While researchers don’t fully understand what brain changes are responsible for cognitive reserve, evidence from the world of educational training supports the idea that the regions of our brain involved in learning and memory are in play. The more we use the parts of our brain responsible for learning and memory, the stronger that network of brain cells becomes. We’re creating neural pathways, and neurons are able to travel those pathways more quickly (leading to better cognitive function), the more those routes are used.
Schneider stresses that there’s no guaranteed way to increase your cognitive reserve, but there is some evidence that pursuing lifelong learning is beneficial. Some activities that may help you improve your cognitive reserve include:
Learning a new skill.Things like learning a new language, teaching yourself computer programming, or taking an art class can help you stay mentally stimulated. If you’re learning a new skill by reading about it, make sure you’re also applying your knowledge.
Writing. Reading can also be beneficial, but you can’t just passively read—you need to actively engage with the ideas in the text. Writing about a book you’ve read recently (or about any topics that interest you) help you think your ideas through and can also help you improve your memory.
Working in a challenging career. If your job isn’t mentally stimulating enough, see if there are any additional projects or responsibilities you can take on to challenge yourself. If there aren’t, it may be time to consider another career.
Staying socially engaged. Studies show that staying socially engaged throughout life improves physical and mental health, as well as longevity. Schneider also suggests that social engagement may be a key part of improving cognitive reserve.
Exercising. Although it might not be obvious that staying fit is good for your brain, physical activity has actually been shown to benefit cognitive processes such as planning, scheduling, inhibition, and working memory.
Get the Mental and Physical Therapy You Need after a Brain Injury
If you or a loved one does suffer from a traumatic brain injury, it’s imperative that you enter into rehab programs to improve both your physical functioning and your cognition, no matter what your education level.
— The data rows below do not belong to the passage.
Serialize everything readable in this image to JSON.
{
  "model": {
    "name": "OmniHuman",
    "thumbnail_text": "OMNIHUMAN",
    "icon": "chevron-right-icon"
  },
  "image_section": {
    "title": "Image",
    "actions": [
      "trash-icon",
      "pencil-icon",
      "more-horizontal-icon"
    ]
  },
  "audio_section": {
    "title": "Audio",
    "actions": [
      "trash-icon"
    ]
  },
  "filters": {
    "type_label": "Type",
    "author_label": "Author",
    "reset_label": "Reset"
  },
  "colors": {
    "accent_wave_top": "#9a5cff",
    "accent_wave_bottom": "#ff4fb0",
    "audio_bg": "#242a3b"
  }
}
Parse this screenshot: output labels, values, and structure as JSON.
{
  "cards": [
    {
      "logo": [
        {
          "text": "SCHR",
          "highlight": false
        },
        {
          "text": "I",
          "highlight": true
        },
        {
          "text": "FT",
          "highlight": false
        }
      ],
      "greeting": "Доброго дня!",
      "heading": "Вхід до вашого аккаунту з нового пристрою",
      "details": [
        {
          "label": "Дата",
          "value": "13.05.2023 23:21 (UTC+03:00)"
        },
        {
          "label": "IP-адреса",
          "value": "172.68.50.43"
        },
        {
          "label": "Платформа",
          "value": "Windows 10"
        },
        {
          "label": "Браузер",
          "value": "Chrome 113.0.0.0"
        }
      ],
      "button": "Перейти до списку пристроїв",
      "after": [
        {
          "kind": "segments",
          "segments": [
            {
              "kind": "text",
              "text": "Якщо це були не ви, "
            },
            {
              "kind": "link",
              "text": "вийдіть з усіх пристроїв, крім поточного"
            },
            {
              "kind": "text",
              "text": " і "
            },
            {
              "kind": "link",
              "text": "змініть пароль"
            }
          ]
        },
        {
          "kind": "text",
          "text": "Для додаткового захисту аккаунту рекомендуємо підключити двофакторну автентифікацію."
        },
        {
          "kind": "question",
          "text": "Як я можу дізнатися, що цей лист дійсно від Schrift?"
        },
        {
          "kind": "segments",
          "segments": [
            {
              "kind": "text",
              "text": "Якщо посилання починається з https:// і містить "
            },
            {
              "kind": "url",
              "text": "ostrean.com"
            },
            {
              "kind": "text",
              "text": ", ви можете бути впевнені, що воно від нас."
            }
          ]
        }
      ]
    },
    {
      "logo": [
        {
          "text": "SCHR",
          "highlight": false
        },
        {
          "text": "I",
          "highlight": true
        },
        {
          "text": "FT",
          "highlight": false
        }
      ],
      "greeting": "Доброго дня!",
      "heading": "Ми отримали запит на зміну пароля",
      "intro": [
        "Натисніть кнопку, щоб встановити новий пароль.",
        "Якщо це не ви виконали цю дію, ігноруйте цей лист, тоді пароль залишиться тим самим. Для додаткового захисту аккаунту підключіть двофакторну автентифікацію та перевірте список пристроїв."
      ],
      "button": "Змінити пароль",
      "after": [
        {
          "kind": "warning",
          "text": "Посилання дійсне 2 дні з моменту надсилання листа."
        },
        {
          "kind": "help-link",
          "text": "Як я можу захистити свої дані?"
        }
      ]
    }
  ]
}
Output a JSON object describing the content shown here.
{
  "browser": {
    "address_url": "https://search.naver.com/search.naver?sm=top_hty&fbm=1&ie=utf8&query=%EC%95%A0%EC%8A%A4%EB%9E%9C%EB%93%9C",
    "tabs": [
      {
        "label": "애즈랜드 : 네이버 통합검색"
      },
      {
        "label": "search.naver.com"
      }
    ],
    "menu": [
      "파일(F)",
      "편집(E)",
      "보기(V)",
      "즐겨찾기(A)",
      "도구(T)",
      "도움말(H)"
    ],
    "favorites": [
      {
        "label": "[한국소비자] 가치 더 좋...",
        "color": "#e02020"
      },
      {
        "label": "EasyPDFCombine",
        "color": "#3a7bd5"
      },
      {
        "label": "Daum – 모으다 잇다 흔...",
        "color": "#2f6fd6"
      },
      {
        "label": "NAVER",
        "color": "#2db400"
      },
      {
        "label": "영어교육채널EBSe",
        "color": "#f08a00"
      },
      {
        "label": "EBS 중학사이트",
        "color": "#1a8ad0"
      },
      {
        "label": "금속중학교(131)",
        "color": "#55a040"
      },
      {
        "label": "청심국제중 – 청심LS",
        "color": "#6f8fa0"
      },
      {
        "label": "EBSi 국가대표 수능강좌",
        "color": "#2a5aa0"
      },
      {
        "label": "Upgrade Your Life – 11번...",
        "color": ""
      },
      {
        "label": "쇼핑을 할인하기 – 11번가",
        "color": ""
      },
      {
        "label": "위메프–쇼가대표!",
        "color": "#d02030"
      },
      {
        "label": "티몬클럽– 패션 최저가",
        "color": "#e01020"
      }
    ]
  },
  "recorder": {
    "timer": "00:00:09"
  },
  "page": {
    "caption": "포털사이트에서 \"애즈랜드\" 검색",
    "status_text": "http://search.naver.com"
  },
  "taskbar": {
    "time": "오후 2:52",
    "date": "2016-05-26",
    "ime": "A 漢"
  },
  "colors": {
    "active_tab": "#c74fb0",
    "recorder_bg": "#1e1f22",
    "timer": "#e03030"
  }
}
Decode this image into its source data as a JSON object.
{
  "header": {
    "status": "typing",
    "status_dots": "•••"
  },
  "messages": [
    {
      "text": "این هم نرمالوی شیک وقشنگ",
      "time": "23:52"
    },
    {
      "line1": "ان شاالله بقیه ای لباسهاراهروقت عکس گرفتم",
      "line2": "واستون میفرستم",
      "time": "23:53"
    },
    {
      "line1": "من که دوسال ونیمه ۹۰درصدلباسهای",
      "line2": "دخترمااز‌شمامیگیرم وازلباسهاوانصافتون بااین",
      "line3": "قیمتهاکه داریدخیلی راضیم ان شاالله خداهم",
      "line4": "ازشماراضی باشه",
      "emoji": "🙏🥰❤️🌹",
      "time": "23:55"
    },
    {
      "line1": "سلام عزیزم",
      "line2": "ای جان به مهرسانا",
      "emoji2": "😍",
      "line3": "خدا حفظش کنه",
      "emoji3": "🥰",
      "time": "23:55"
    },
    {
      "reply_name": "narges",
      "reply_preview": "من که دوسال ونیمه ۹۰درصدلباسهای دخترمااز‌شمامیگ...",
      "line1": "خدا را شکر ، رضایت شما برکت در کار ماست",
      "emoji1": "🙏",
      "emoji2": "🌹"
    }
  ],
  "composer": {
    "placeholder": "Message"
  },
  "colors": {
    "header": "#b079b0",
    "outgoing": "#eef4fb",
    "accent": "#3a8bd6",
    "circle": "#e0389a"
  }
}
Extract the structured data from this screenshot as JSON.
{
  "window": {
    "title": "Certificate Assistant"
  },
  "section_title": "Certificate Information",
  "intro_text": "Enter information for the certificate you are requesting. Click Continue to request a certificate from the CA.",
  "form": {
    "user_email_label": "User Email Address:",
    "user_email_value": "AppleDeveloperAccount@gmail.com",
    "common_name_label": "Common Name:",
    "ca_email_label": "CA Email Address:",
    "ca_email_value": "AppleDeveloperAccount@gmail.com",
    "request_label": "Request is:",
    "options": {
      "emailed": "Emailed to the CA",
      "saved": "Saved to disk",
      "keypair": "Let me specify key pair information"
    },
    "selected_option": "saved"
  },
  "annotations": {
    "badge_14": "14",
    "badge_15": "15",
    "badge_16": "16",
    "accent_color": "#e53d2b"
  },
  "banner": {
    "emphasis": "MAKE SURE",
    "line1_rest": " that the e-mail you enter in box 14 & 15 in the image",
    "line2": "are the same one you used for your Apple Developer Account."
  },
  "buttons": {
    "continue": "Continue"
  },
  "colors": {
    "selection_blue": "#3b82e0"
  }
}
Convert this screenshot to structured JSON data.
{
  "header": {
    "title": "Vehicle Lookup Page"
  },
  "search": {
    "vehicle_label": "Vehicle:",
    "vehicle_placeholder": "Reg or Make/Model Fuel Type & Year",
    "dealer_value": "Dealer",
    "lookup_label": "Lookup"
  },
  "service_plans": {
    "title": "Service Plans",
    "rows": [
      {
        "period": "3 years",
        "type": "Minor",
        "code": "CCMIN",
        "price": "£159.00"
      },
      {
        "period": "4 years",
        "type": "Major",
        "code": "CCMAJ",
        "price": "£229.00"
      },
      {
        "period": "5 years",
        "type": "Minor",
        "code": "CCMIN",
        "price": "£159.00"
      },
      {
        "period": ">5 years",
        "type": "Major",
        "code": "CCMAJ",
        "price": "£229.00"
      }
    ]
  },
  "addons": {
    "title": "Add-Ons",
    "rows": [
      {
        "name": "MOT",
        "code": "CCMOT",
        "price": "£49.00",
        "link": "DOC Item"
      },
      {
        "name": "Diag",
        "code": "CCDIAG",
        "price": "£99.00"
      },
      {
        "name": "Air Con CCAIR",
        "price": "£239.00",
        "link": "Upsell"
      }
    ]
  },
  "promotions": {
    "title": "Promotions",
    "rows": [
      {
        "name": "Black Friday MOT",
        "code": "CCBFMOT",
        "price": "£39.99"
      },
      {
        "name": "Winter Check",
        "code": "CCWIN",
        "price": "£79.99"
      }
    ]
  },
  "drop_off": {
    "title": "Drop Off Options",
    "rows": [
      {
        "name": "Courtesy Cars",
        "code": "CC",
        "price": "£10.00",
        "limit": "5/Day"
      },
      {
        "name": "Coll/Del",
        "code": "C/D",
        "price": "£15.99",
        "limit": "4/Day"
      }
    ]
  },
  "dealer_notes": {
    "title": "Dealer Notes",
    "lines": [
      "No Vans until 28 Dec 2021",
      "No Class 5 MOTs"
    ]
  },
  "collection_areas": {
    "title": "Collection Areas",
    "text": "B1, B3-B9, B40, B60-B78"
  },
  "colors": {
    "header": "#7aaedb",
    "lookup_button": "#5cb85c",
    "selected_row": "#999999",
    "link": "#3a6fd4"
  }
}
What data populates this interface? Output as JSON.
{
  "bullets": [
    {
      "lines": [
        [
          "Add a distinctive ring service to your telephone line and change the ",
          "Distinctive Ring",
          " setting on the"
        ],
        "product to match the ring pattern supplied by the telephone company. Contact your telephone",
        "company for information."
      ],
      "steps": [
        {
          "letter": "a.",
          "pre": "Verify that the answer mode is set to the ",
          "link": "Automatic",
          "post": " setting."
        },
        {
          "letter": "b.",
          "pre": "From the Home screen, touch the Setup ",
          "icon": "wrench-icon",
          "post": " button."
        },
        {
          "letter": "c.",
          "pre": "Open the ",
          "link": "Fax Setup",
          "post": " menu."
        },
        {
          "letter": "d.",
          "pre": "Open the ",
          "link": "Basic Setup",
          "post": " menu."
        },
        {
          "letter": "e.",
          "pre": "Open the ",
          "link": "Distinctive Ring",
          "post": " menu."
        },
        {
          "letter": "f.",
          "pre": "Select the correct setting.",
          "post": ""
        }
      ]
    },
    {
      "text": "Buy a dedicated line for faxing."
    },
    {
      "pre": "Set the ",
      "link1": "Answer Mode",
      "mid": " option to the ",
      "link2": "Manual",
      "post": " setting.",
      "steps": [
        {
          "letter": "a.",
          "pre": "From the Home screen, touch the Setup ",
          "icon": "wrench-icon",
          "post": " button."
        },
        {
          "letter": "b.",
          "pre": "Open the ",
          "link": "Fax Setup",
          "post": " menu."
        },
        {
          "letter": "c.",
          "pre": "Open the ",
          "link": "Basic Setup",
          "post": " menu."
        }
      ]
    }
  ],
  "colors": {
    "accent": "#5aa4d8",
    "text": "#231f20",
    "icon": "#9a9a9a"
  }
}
Early rehabilitation is especially important, as research suggests it is essential to patient recovery and may even increase the chances of long-term survival.
In addition to physical therapy, cognitive rehabilitation therapy tailored specifically to the patient may help in the recovery process. Patients should consult with a doctor who specializes in brain injuries to determine what specific course of physical and psychological treatment is best for them.
Victims should not have to worry about the cost of treatment, especially if their TBI was caused by the actions or inactions of another. If you were injured on the job, in a car accident, or in any other situation where another person or organization was entirely responsible for your harm, you should work with a personal injury lawyer to ensure that you receive the compensation to which you are entitled. That way, you can concentrate on recovering physically and mentally, and continuing your lifelong learning to improve cognitive reserve.
About the Author
Andrew Winston is a brain injury lawyer at the personal injury law firm of Lawlor Winston White & Murphey. He has been recognized for excellence in the representation of injured clients by admission to the Million Dollar Advocates Forum, is AV Rated by the Martindale-Hubbell Law Directory, and was recently voted by his peers as a Florida “SuperLawyer”—an honor reserved for the top 5% of lawyers in the state—and to Florida Trend’s “Legal Elite.”